Your task:
Scan the material for the word "placeholder", then return every line where it appears.

=====

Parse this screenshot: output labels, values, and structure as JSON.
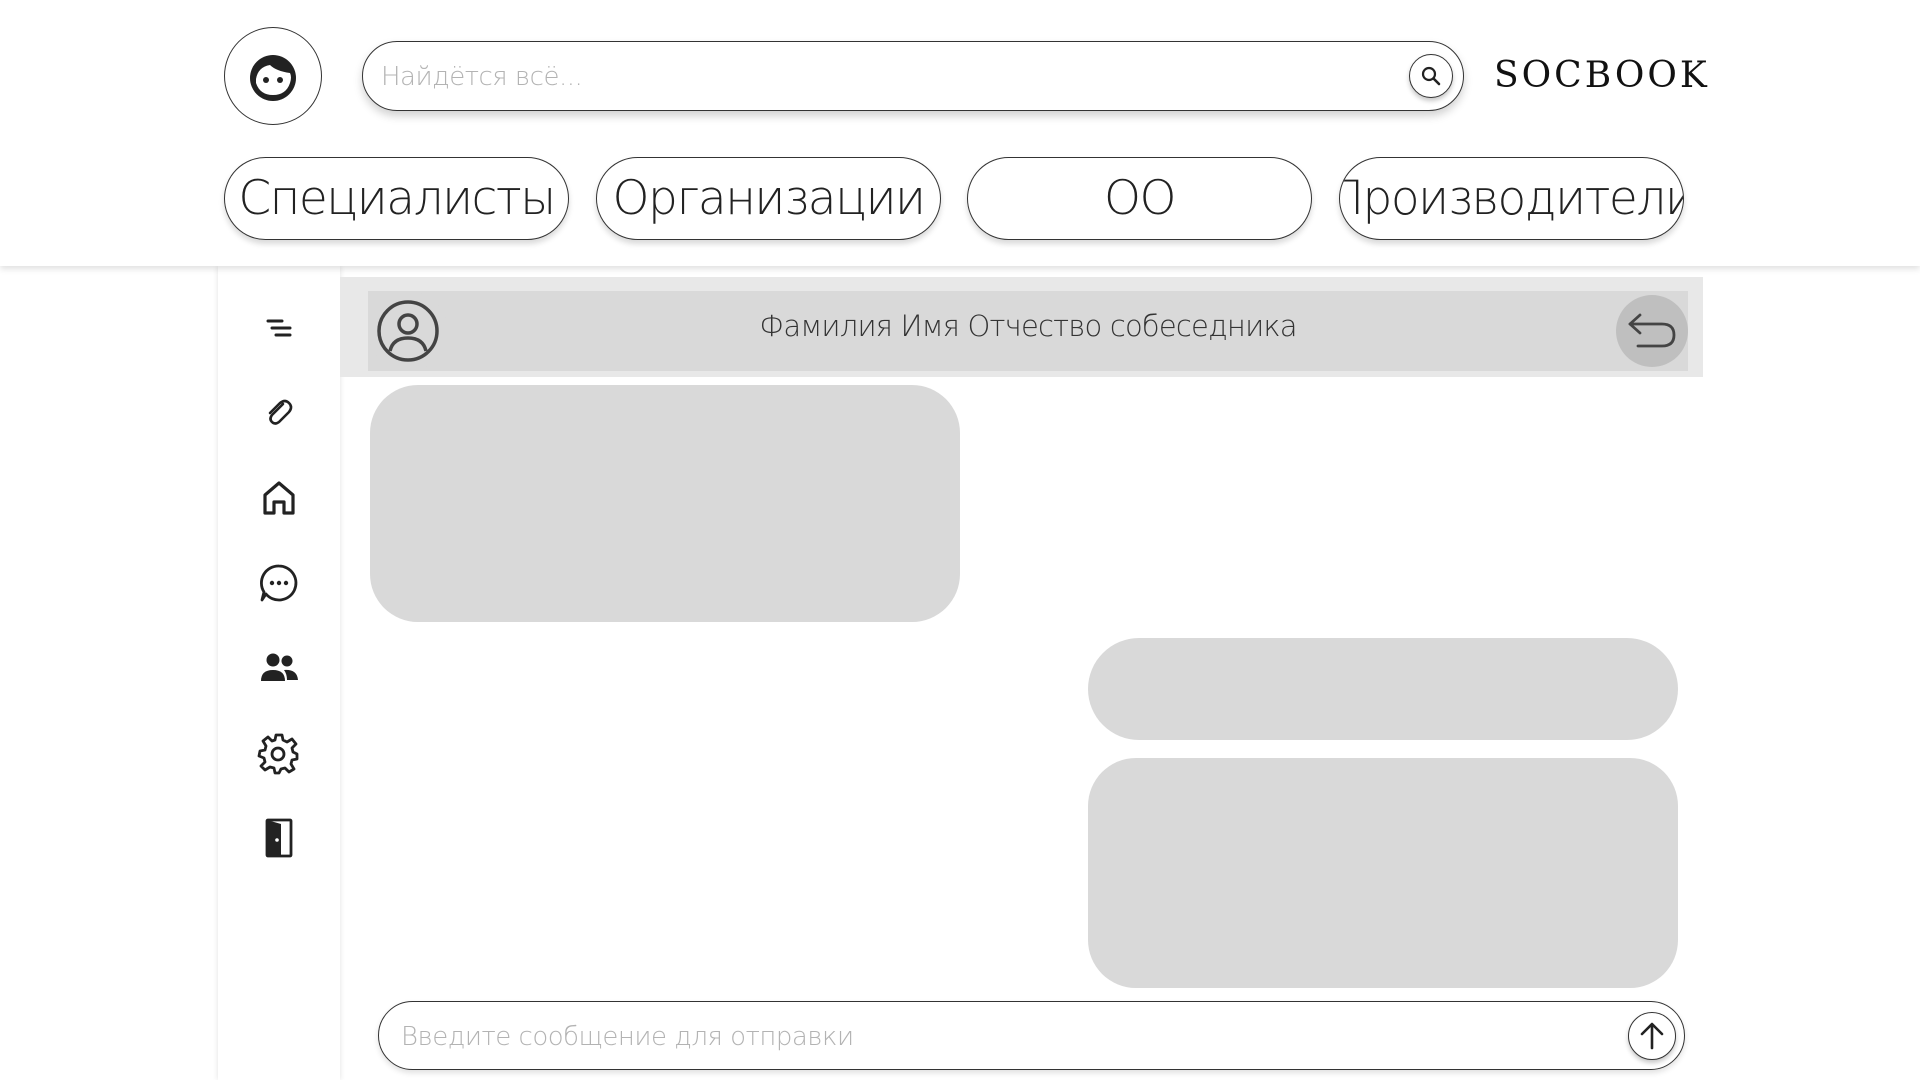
{
  "header": {
    "avatar_icon": "child-face-icon",
    "search": {
      "placeholder": "Найдётся всё...",
      "value": "",
      "icon": "search-icon"
    },
    "logo": "SOCBOOK"
  },
  "tabs": [
    {
      "label": "Специалисты"
    },
    {
      "label": "Организации"
    },
    {
      "label": "ОО"
    },
    {
      "label": "Производители"
    }
  ],
  "sidebar": {
    "items": [
      {
        "icon": "menu-lines-icon"
      },
      {
        "icon": "paperclip-icon"
      },
      {
        "icon": "home-icon"
      },
      {
        "icon": "chat-bubble-icon"
      },
      {
        "icon": "users-icon"
      },
      {
        "icon": "gear-icon"
      },
      {
        "icon": "exit-door-icon"
      }
    ]
  },
  "chat": {
    "partner_name": "Фамилия Имя Отчество собеседника",
    "partner_icon": "user-circle-icon",
    "back_icon": "undo-arrow-icon",
    "messages": [
      {
        "side": "incoming"
      },
      {
        "side": "outgoing"
      },
      {
        "side": "outgoing"
      }
    ]
  },
  "composer": {
    "placeholder": "Введите сообщение для отправки",
    "value": "",
    "send_icon": "arrow-up-icon"
  },
  "colors": {
    "border": "#333333",
    "bubble": "#d9d9d9",
    "header_bar": "#e8e8e8",
    "back_button": "#bfbfbf",
    "placeholder": "#b3b3b3"
  }
}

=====

Written answer:
      "placeholder": "Найдётся всё...",
    "placeholder": "Введите сообщение для отправки",
    "placeholder": "#b3b3b3"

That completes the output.